The first km is the worst. Whether it’s the first km of every run or the first few runs of the season, rest assured that even seasoned runners experience discomfort when getting back into shape. So often, I hear people say that they hate running. Well I’ll be honest, sometimes I hate running too. It’s an activity that requires commitment and perseverance to get to a place where you are physically and mentally in good condition to enjoy running. Stick with it! You’ll always be glad that you went for your run.
You can’t ‘out exercise’ bad nutrition. If you’re putting forth the effort to be active, do yourself a favour and make good food choices.

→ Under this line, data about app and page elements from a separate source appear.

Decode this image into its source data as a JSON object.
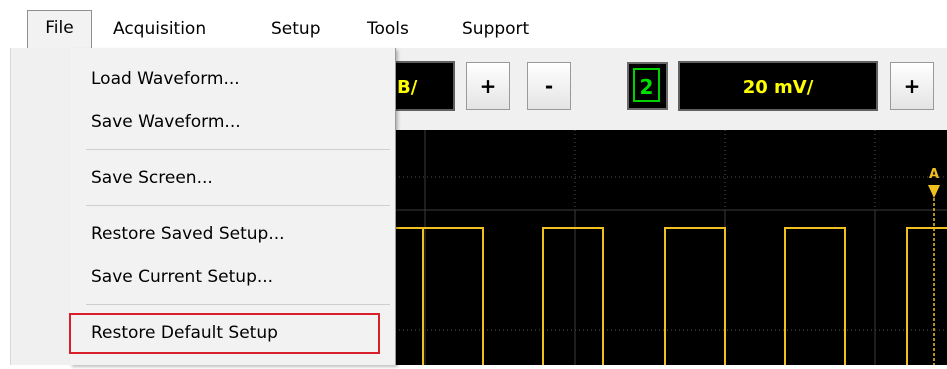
{
  "menubar": {
    "items": [
      "File",
      "Acquisition",
      "Setup",
      "Tools",
      "Support"
    ]
  },
  "file_menu": {
    "items": [
      "Load Waveform...",
      "Save Waveform...",
      "Save Screen...",
      "Restore Saved Setup...",
      "Save Current Setup...",
      "Restore Default Setup"
    ],
    "highlighted": "Restore Default Setup"
  },
  "toolbar": {
    "scale_partial": "B/",
    "plus_label": "+",
    "minus_label": "-",
    "channel_number": "2",
    "channel_scale": "20 mV/"
  },
  "scope": {
    "trigger_marker": "A",
    "trace_color": "#f0c020",
    "grid_color": "#555555"
  },
  "colors": {
    "highlight_box": "#d9202a",
    "channel_indicator": "#00d000",
    "scale_text": "#ffff00"
  }
}
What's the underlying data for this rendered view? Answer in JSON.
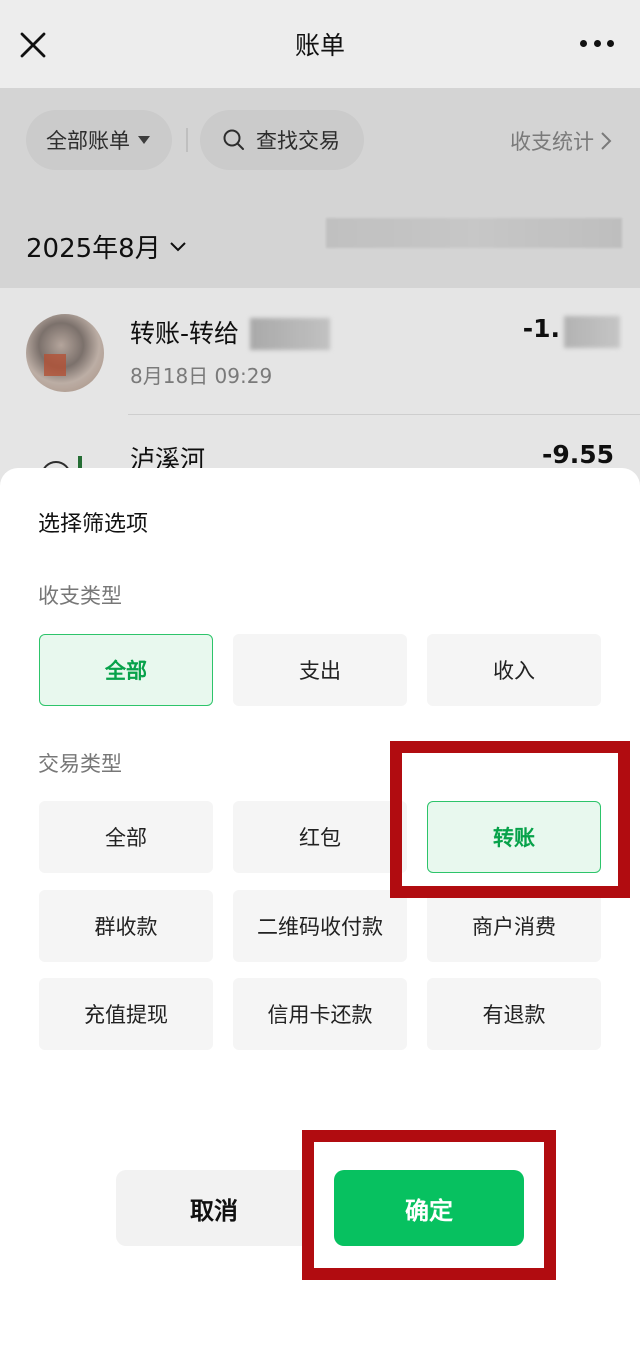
{
  "header": {
    "title": "账单"
  },
  "toolbar": {
    "bill_filter_label": "全部账单",
    "search_label": "查找交易",
    "stats_label": "收支统计"
  },
  "month": {
    "label": "2025年8月"
  },
  "transactions": [
    {
      "name": "转账-转给",
      "time": "8月18日 09:29",
      "amount": "-1."
    },
    {
      "name": "泸溪河",
      "amount": "-9.55"
    }
  ],
  "sheet": {
    "title": "选择筛选项",
    "income_section_label": "收支类型",
    "income_options": [
      "全部",
      "支出",
      "收入"
    ],
    "income_selected": "全部",
    "trade_section_label": "交易类型",
    "trade_options": [
      "全部",
      "红包",
      "转账",
      "群收款",
      "二维码收付款",
      "商户消费",
      "充值提现",
      "信用卡还款",
      "有退款"
    ],
    "trade_selected": "转账",
    "cancel_label": "取消",
    "confirm_label": "确定"
  },
  "colors": {
    "accent": "#07c160",
    "selected_text": "#07a24a",
    "selected_bg": "#e8f8ee",
    "highlight_box": "#b10c10"
  }
}
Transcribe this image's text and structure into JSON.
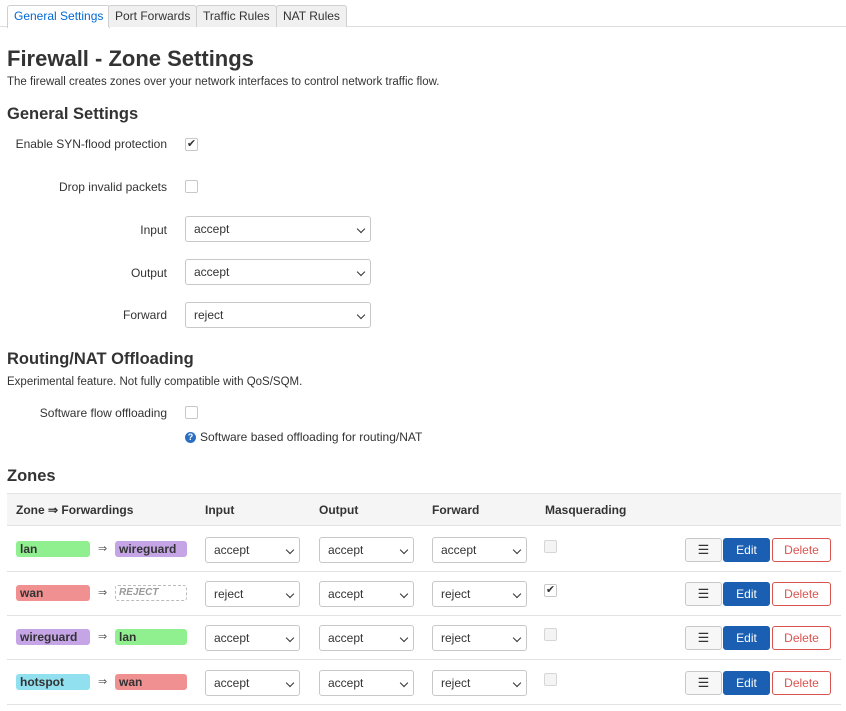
{
  "tabs": [
    {
      "label": "General Settings",
      "active": true
    },
    {
      "label": "Port Forwards",
      "active": false
    },
    {
      "label": "Traffic Rules",
      "active": false
    },
    {
      "label": "NAT Rules",
      "active": false
    }
  ],
  "page": {
    "title": "Firewall - Zone Settings",
    "description": "The firewall creates zones over your network interfaces to control network traffic flow."
  },
  "general": {
    "heading": "General Settings",
    "syn_flood": {
      "label": "Enable SYN-flood protection",
      "checked": true
    },
    "drop_invalid": {
      "label": "Drop invalid packets",
      "checked": false
    },
    "input": {
      "label": "Input",
      "value": "accept"
    },
    "output": {
      "label": "Output",
      "value": "accept"
    },
    "forward": {
      "label": "Forward",
      "value": "reject"
    }
  },
  "offloading": {
    "heading": "Routing/NAT Offloading",
    "description": "Experimental feature. Not fully compatible with QoS/SQM.",
    "software_flow": {
      "label": "Software flow offloading",
      "checked": false
    },
    "help": "Software based offloading for routing/NAT"
  },
  "zones": {
    "heading": "Zones",
    "columns": {
      "zone": "Zone ⇒ Forwardings",
      "input": "Input",
      "output": "Output",
      "forward": "Forward",
      "masq": "Masquerading"
    },
    "arrow": "⇒",
    "menu_label": "☰",
    "edit_label": "Edit",
    "delete_label": "Delete",
    "rows": [
      {
        "name": "lan",
        "name_color": "#90f090",
        "fwd": "wireguard",
        "fwd_color": "#c5a5e6",
        "input": "accept",
        "output": "accept",
        "forward": "accept",
        "masq": false
      },
      {
        "name": "wan",
        "name_color": "#f09090",
        "fwd": "REJECT",
        "fwd_color": "",
        "input": "reject",
        "output": "accept",
        "forward": "reject",
        "masq": true
      },
      {
        "name": "wireguard",
        "name_color": "#c5a5e6",
        "fwd": "lan",
        "fwd_color": "#90f090",
        "input": "accept",
        "output": "accept",
        "forward": "reject",
        "masq": false
      },
      {
        "name": "hotspot",
        "name_color": "#90e0f0",
        "fwd": "wan",
        "fwd_color": "#f09090",
        "input": "accept",
        "output": "accept",
        "forward": "reject",
        "masq": false
      }
    ]
  }
}
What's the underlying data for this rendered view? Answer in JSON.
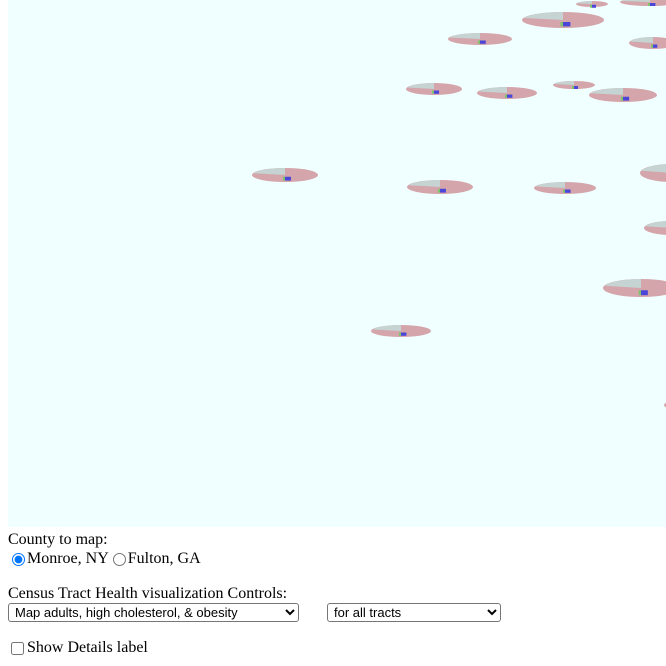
{
  "map": {
    "background": "#f0ffff",
    "glyph_colors": {
      "base": "#d4a5aa",
      "grey": "#c5d3d2",
      "blue": "#4b46d8",
      "green": "#7cc56b"
    },
    "glyph_icon": "pie-glyph"
  },
  "county": {
    "label": "County to map:",
    "options": [
      {
        "label": "Monroe, NY",
        "checked": true
      },
      {
        "label": "Fulton, GA",
        "checked": false
      }
    ]
  },
  "controls": {
    "label": "Census Tract Health visualization Controls:",
    "measure_selected": "Map adults, high cholesterol, & obesity",
    "scope_selected": "for all tracts"
  },
  "details": {
    "label": "Show Details label",
    "checked": false
  }
}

Join me next week to hear about my training plan with respect to food and some of the key changes that I make during race season. Have you set a date for your summer or fall race yet? Comment below if you’re working towards something!
Well folks, we did it. Adam and I have just registered for the 2017 Ottawa Race Weekend half marathon. Yikes! …I mean, yahoo!
We have been talking about doing it for a few weeks and even pulled up the website to look at the registration form but hadn’t yet filled in the information and clicked submit. For Adam, it was a matter of paying the registration fee x 2 that was holding him back. For me, to be honest, I think deep down I was hoping the race would sell out and then I could say “well, I tried!” After a night out with friends on Saturday and talking about all of the people we know that have already signed up, it was enough to seal the deal and we were officially registered racers by 9am the next morning.
We are less than 9 weeks from race day.
Later that same day, Adam took Clyde out to run some errands so I decided to kick off my training and jump on the treadmill. I nursed Jude, had a light snack, got into my running gear, set up my music and water bottle, put Jude in the Jolly Jumper, laced up my shoes and stepped onto the treadmill – feeling like a boss, I might add. Some would argue that I had already completed a workout just getting to that point (with which I wouldn’t disagree) but I was ready to run. I pressed ‘start’ but the treadmill didn’t move. I turned the power switch off then on again and still no movement.
That’s when it happened.
I looked down and noticed that the ‘safety key’ was missing. If you are not a treadmill runner, this‘safety key’ is meant to be clipped to the runner so that if you are falling behind, the clip will detach and the treadmill will shut off. It will not start again until the key is clipped back into place. You can see my issue. Memories of Clyde racing around the basement with a clip and a string flooded my mind. I scanned the obvious places with no luck. I called Adam and he confirmed that just days prior, he remembers seeing Clyde playing with this piece from the treadmill. He put the phone on speakerphone so that Clyde could hear me and I asked “Clyde, do you know where the clip for the treadmill is?” ……… “No.”
By this time, Jude had had enough of the Jolly Jumper and my window of free time had come to a close.
Adam and I spent the next 24 hours looking for this safety key only to find it at the bottom of a small bag of ‘treasures’ that Clyde stashed in Jude’s room. Needless to say, it has now been given a home out of reach from small hands and only to be used when an adult is on the treadmill.
In the midst all of this, I realized that this 9-week journey to race day is going to be an adventure that should be documented. Tune in over the next few weeks to read my progress reports on running, food, race day prep and my sanity.
Next Wednesday I will share my goals for the race and my training plan to achieve them!